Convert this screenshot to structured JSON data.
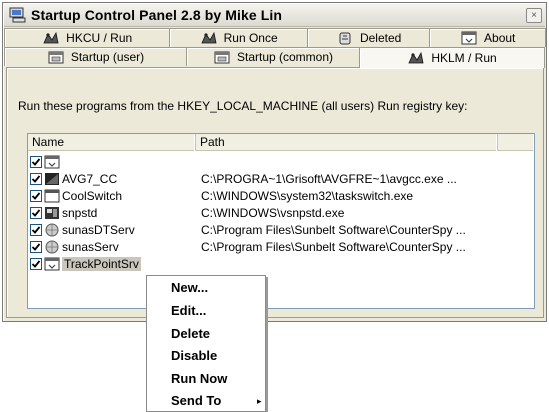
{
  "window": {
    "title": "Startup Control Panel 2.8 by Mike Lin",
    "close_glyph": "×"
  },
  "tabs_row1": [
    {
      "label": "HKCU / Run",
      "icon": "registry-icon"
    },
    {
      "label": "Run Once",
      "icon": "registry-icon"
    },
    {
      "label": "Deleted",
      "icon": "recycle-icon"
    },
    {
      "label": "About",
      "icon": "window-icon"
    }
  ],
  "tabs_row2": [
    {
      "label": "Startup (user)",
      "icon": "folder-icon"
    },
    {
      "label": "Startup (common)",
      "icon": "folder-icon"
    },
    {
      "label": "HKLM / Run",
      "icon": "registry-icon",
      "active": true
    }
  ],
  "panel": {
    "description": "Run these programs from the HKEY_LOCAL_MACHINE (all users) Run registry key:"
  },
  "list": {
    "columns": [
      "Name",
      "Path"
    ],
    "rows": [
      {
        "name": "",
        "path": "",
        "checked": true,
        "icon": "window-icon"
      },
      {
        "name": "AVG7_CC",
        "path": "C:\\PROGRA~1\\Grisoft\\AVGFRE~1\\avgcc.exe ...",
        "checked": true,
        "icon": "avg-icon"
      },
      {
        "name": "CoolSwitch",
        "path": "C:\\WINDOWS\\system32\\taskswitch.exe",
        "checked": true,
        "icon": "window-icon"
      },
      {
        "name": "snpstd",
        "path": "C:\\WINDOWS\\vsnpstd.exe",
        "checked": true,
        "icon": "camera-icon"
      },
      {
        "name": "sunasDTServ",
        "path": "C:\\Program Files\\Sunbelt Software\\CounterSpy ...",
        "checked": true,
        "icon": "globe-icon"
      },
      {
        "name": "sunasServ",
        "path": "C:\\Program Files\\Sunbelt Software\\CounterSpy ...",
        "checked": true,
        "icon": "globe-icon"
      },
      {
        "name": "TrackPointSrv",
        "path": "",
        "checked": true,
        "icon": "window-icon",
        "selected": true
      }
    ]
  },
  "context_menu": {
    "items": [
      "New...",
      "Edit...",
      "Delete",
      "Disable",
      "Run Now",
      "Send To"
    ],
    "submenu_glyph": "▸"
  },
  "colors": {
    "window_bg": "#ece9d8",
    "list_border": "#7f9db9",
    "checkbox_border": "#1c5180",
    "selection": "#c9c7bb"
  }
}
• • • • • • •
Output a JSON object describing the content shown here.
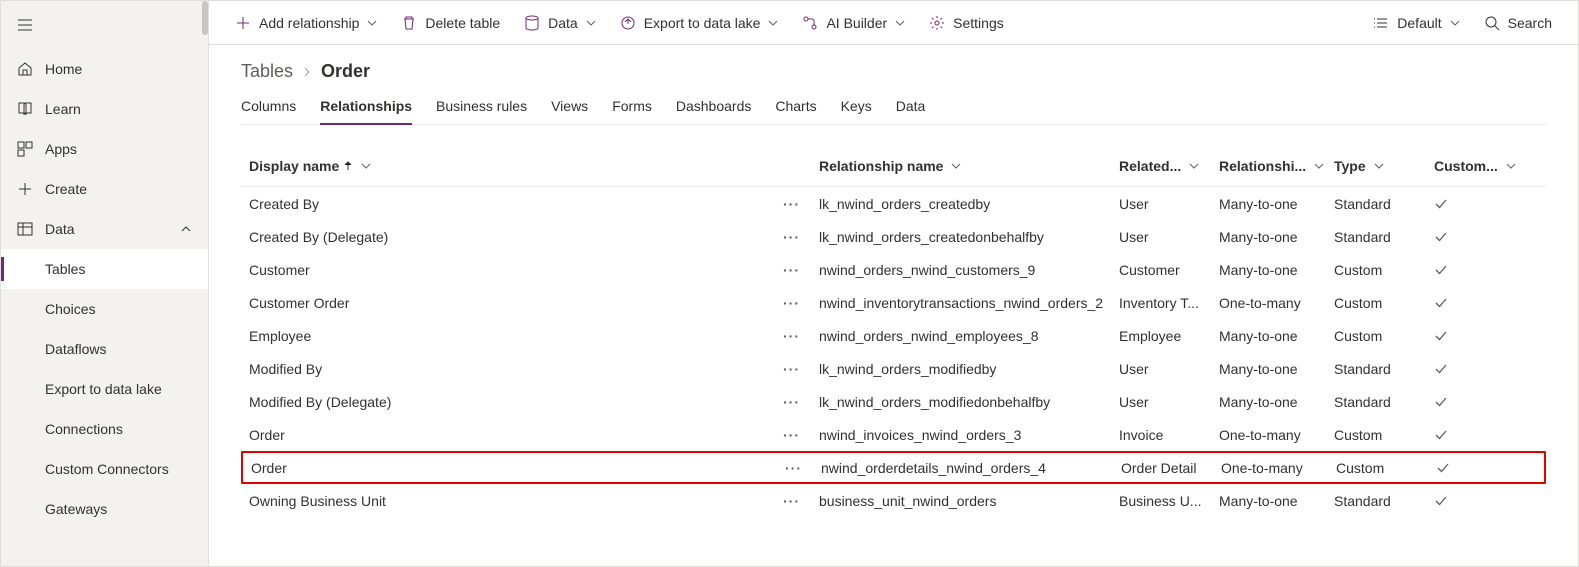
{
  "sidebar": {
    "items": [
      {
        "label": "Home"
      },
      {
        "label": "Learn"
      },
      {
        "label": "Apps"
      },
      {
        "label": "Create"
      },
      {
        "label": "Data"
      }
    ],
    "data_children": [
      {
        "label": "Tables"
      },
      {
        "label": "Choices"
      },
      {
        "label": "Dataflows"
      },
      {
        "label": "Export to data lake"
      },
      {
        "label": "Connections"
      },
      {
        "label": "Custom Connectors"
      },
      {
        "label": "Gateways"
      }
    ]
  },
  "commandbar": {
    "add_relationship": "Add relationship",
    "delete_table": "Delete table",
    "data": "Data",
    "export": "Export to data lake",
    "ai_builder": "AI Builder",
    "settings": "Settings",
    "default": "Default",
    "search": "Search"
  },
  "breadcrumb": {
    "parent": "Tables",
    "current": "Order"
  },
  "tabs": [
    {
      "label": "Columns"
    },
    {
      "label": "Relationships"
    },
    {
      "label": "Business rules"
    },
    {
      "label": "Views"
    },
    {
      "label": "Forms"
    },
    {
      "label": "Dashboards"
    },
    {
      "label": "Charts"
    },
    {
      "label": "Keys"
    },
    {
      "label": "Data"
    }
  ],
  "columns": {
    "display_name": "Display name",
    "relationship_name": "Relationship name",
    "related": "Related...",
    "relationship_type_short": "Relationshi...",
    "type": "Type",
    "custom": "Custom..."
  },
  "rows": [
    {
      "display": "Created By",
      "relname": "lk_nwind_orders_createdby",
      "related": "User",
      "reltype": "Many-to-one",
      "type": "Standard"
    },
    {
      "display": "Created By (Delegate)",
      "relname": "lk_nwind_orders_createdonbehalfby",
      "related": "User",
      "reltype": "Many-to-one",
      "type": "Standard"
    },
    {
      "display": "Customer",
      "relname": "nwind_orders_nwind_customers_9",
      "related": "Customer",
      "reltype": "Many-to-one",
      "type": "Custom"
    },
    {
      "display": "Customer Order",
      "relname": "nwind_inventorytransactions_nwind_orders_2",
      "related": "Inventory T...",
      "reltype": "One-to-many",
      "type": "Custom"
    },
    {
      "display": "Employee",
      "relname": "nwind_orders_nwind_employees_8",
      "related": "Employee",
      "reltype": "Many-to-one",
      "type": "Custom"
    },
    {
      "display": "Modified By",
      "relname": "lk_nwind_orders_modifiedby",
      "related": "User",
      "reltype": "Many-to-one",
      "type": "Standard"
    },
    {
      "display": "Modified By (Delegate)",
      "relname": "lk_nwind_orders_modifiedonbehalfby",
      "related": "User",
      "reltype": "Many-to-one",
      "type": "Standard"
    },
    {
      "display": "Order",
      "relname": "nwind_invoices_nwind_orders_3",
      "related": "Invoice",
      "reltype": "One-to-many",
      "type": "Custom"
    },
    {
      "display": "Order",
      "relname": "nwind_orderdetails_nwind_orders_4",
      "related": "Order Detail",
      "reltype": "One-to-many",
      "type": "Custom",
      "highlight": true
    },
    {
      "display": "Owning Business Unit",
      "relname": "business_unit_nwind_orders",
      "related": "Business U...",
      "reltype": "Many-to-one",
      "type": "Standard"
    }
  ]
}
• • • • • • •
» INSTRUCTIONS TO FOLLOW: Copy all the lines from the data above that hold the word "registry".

» ANSWER TO THIS TASK:
      "icon": "registry-icon"
      "icon": "registry-icon"
      "icon": "registry-icon",
    "description": "Run these programs from the HKEY_LOCAL_MACHINE (all users) Run registry key:"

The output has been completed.